Work to complete
I need every line of the material below that includes the string "description".
——————————
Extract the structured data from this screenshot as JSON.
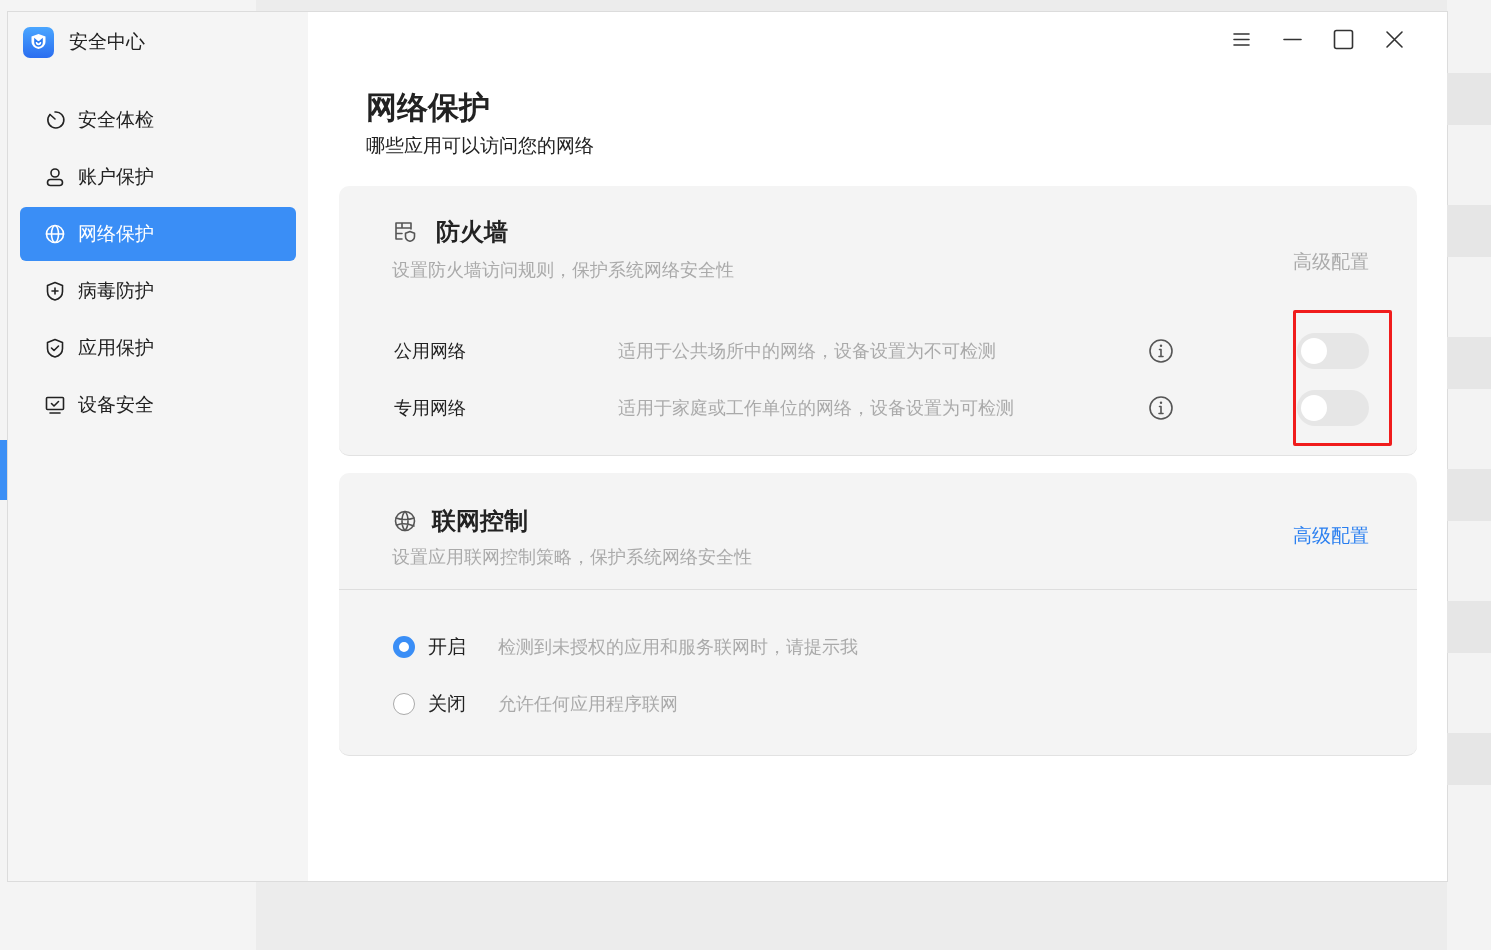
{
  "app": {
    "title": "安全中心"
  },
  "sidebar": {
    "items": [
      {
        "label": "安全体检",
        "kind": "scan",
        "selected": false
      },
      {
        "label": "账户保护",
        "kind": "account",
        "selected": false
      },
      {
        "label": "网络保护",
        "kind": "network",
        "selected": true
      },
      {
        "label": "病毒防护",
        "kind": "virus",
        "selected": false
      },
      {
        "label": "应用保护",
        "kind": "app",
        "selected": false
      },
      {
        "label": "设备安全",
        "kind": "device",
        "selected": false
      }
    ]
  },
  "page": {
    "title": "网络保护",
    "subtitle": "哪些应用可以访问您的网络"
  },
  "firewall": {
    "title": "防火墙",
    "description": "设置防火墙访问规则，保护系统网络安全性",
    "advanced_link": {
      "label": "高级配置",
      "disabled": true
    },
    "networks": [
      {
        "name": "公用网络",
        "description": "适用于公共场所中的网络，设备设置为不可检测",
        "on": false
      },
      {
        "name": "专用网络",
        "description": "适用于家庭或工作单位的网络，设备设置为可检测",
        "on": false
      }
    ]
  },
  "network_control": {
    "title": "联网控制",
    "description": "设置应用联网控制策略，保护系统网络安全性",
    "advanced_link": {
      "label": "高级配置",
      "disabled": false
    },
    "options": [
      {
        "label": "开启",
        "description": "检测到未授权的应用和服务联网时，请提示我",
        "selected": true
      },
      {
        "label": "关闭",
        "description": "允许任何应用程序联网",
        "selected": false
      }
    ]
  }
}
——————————
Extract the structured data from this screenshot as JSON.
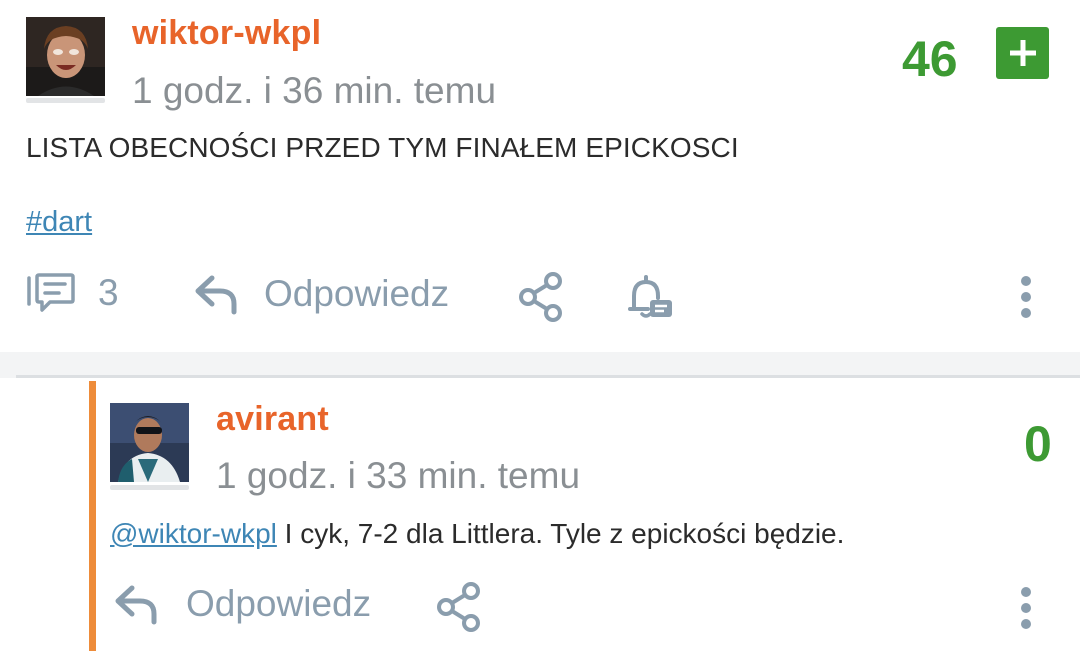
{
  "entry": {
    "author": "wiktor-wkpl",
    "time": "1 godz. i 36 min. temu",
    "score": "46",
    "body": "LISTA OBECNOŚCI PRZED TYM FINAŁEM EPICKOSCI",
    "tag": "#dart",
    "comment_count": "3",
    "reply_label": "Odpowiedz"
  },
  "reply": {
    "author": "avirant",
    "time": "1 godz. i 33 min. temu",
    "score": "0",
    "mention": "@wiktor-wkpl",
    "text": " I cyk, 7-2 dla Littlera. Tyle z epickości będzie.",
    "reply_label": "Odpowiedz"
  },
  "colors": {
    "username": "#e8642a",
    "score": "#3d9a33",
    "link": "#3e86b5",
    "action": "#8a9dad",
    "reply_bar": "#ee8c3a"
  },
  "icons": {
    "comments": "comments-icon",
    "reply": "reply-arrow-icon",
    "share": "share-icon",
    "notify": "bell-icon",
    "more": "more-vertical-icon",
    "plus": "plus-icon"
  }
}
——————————
Solved problem
    "description": "设置防火墙访问规则，保护系统网络安全性",
        "description": "适用于公共场所中的网络，设备设置为不可检测",
        "description": "适用于家庭或工作单位的网络，设备设置为可检测",
    "description": "设置应用联网控制策略，保护系统网络安全性",
        "description": "检测到未授权的应用和服务联网时，请提示我",
        "description": "允许任何应用程序联网",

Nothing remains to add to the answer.